U.S. Education Secretary Margaret Spellings stopped by yesterday morning at a North Philadelphia school, in a neighborhood where drug dealers are a regular fixture and where nearly all the students qualify for free lunch, to congratulate the 416 students and faculty.

"The eyes of the nation are on you and your good work . . . Bravo!" Spellings said during her visit to M. Hall Stanton Elementary.

Spellings was in town to mark the fifth anniversary of the federal No Child Left Behind law and the upcoming Martin Luther King Jr. Day.

She visited Stanton, 16th Street near Huntingdon, because the school, led by Principal Barbara Adderley, is embracing and meeting the mandates of the federal law like few others.

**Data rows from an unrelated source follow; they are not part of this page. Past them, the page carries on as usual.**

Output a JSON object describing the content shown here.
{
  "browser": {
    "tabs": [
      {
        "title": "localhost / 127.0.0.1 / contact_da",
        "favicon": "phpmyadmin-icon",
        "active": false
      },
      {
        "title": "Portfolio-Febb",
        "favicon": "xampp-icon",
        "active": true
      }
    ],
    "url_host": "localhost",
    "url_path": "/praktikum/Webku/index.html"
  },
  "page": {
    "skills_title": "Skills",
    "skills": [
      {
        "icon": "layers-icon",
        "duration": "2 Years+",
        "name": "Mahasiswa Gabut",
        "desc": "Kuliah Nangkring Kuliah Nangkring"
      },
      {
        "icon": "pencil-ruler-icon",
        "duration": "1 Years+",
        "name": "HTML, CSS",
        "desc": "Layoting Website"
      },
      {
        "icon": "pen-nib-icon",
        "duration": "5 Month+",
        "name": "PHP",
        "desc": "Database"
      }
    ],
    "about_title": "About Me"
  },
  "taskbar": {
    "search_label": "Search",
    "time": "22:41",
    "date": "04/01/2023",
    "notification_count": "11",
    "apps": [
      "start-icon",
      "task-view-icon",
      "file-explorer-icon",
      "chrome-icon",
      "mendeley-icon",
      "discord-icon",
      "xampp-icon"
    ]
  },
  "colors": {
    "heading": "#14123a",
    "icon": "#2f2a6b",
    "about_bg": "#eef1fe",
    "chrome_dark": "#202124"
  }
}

From the auditorium stage Spellings noted - as Adderley and schools chief Paul Vallas listened - Stanton's impressive progress since the inception of the law, which calls for all students to read and do math on grade level by 2014.

In reading, the school's third- and fifth-graders went from 12.2 percent scoring at the advanced or proficient levels on the state's exams in 2002 to 65.5 percent this year.

In math, 76.6 percent of students scored at advanced or proficient levels, compared to the 20.7 percent who did in 2002.

Those numbers, Spellings said, shatter myths held by some people that students from inner-city schools cannot learn.

"I reject that, Barbara Adderley rejects that. That is why she got the award," Spellings said, alluding to a national award the school received this fall in Washington for its successful academic strategies.

Adderley said that stressing reading and writing in all subjects and the constant gathering and studying of student data have been keys to her school's success.

And instead of cramming for state tests, she said, students are taught throughout the year the subject matter on which they are tested.

"No Child Left Behind has made us all more accountable," said Adderley, who has led the kindergarten-through-sixth-grade school for six years. "It's made us all know that we must be accountable for every child."

During yesterday's ceremony some of Stanton's top sixth-graders received star treatment. Rafik Johnson, 11, received a trophy for attaining a perfect score on the state math exam last year, and Malik Walker, 11, got a trophy for general academic excellence.

Kaitlyn Lindsay, 11, received the Bronze President's Volunteer Service Award for her work at the Clara Baldwin Nursing Facility.

President Bush is lobbying Congress to renew No Child Left Behind, which mandates that all teachers be "highly qualified" and which requires failing schools to provide students with private tutoring and transfers to better schools.

Vallas said he supports the law, but believes its mandates should come with more federal funding. Since the law's inception, the percentage of highly qualified Philadelphia district teachers has risen to 92 percent, about a 10 percent increase said, Tomas Hanna, senior vice president for Human Resources.

About 750 teachers have been terminated for failing to reach the goal in time, he said. *